Prosecutors will have to convince jurors that Rittenhouse was not reasonably fearing for his own life at the time he shot the men.

In Wisconsin, a person generally can use force to stop “what he reasonably believes to be an unlawful interference with his or her person.”

Deadly force may only be employed if Rittenhouse “reasonably believed” it was the only  way to prevent his own death or great bodily harm.

If prosecutors convince jurors that Rittenhouse, by walking around with a rifle, and then by shooting Rosenbaum, provoked the other attacks, he would have to show not only the reasonable belief that he was in danger of being killed or seriously hurt, but also that he exhausted every other reasonable means to escape or avoid that danger.
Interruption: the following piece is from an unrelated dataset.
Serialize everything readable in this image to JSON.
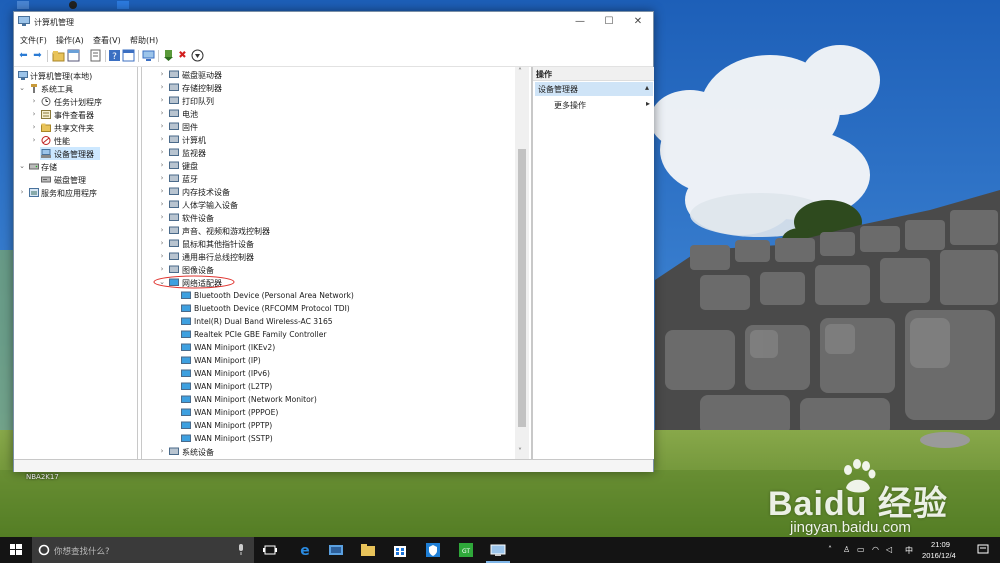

Some might argue that Rittenhouse — by walking around with an assault-style rife — provoked the other demonstrators, or that his shooting of Rosenbaum provoked the others who came after him.

Is  Rittenhouse a vigilante, militia member or Proud Boy?

Prosecutors have asked to introduce evidence that Rittenhouse went to lunch after a January court hearing with several Proud Boys, and later to Miami — as reported by The New Yorker — where he was picked up at the airport by Enrique Tarrio, a leader of the group.

Rittenhouse supporters say he had no connection to the Proud Boys or any militia group and went to Kenosha with his friend only to protect an auto business from further vandalism. 

Early in the case, Rittenhouse’s former lawyer and various backers on social media promoted him as a patriot and a symbol of gun rights advocacy. But in recent months, his fanboy Twitter accounts have dialed back, and his main image handler has shopped him carefully to some national news outlets, trying to stress his self-defense and the image of a boy-next-door.

Are there civil lawsuits?

Three different lawsuits over the violence and arrests were filed against authorities, and one also named Rittenhouse, but all have been dismissed. New wrongful death actions could be filed within three years of the shootings. Four protesters have also sued Kenosha county and city officials over how they enforced a curfew, which they say led to the presence and activity by armed participants like Rittenhouse. That case remains pending. 

It doesn’t appear that Rittenhouse or his mother, Wendy, ever filed the many defamation suits she and lawyers had been threatening early in the case over what they said were portrayals of Rittenhouse as belonging to a militia, or being a white supremacist.

Contact Bruce Vielmetti at (414) 224-2187 or [email protected]. Follow him on Twitter at @ProofHearsay.

CREDITS

Jacob Blake: A Year Later was reported and written by Bill Glauber, Ricardo Torres, Ashley Luthern, Sophie Carson, Elliot Hughes, La Risa Lynch, James Causey and Bruce Vielmetti.

Videos: Angela Peterson, Mike DeSisti, Chelsey Lewis and James Nelson.

Photos: Angela Peterson and Mike DeSisti.

Project editors: Thomas Koetting, Greg Borowski, Eric Aspenson and David Haynes.

Digital design: Jordan Tilkens.